## Extracted information

▬▬▬▬▬▬▬▬▬▬

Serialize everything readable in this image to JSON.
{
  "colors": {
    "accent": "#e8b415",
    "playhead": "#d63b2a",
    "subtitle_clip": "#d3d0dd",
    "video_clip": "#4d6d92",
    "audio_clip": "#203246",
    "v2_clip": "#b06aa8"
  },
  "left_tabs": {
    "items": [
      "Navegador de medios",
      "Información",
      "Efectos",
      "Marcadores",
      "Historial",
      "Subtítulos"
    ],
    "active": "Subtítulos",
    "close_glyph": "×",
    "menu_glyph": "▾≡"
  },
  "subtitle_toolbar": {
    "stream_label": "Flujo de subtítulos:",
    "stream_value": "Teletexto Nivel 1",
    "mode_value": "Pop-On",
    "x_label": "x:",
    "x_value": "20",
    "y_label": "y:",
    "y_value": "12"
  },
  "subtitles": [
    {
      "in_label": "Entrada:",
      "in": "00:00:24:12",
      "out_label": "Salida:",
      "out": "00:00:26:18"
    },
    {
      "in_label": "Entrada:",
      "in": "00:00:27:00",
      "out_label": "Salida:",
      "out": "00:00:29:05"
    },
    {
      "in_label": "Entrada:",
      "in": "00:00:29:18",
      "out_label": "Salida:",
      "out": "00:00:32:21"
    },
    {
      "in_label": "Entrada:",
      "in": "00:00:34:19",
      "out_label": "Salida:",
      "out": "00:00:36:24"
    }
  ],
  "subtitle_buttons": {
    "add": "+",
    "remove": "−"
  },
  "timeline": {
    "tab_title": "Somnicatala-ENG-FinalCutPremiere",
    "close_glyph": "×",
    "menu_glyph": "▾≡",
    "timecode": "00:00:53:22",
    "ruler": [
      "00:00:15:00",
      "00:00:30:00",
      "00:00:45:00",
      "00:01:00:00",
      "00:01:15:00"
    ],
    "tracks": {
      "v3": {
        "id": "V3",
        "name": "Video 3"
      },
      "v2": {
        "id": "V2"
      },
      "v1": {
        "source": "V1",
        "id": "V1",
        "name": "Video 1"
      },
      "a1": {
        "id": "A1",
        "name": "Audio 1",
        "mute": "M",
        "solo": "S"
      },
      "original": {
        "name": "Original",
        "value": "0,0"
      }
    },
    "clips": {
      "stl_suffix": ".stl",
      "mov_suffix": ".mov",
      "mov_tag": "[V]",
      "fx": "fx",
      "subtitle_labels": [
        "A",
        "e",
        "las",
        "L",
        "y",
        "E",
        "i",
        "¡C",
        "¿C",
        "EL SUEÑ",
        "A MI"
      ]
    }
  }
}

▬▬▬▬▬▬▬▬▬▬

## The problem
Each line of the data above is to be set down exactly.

## Task output
Serialize everything readable in this image to JSON.
{
  "colors": {
    "accent": "#e8b415",
    "playhead": "#d63b2a",
    "subtitle_clip": "#d3d0dd",
    "video_clip": "#4d6d92",
    "audio_clip": "#203246",
    "v2_clip": "#b06aa8"
  },
  "left_tabs": {
    "items": [
      "Navegador de medios",
      "Información",
      "Efectos",
      "Marcadores",
      "Historial",
      "Subtítulos"
    ],
    "active": "Subtítulos",
    "close_glyph": "×",
    "menu_glyph": "▾≡"
  },
  "subtitle_toolbar": {
    "stream_label": "Flujo de subtítulos:",
    "stream_value": "Teletexto Nivel 1",
    "mode_value": "Pop-On",
    "x_label": "x:",
    "x_value": "20",
    "y_label": "y:",
    "y_value": "12"
  },
  "subtitles": [
    {
      "in_label": "Entrada:",
      "in": "00:00:24:12",
      "out_label": "Salida:",
      "out": "00:00:26:18"
    },
    {
      "in_label": "Entrada:",
      "in": "00:00:27:00",
      "out_label": "Salida:",
      "out": "00:00:29:05"
    },
    {
      "in_label": "Entrada:",
      "in": "00:00:29:18",
      "out_label": "Salida:",
      "out": "00:00:32:21"
    },
    {
      "in_label": "Entrada:",
      "in": "00:00:34:19",
      "out_label": "Salida:",
      "out": "00:00:36:24"
    }
  ],
  "subtitle_buttons": {
    "add": "+",
    "remove": "−"
  },
  "timeline": {
    "tab_title": "Somnicatala-ENG-FinalCutPremiere",
    "close_glyph": "×",
    "menu_glyph": "▾≡",
    "timecode": "00:00:53:22",
    "ruler": [
      "00:00:15:00",
      "00:00:30:00",
      "00:00:45:00",
      "00:01:00:00",
      "00:01:15:00"
    ],
    "tracks": {
      "v3": {
        "id": "V3",
        "name": "Video 3"
      },
      "v2": {
        "id": "V2"
      },
      "v1": {
        "source": "V1",
        "id": "V1",
        "name": "Video 1"
      },
      "a1": {
        "id": "A1",
        "name": "Audio 1",
        "mute": "M",
        "solo": "S"
      },
      "original": {
        "name": "Original",
        "value": "0,0"
      }
    },
    "clips": {
      "stl_suffix": ".stl",
      "mov_suffix": ".mov",
      "mov_tag": "[V]",
      "fx": "fx",
      "subtitle_labels": [
        "A",
        "e",
        "las",
        "L",
        "y",
        "E",
        "i",
        "¡C",
        "¿C",
        "EL SUEÑ",
        "A MI"
      ]
    }
  }
}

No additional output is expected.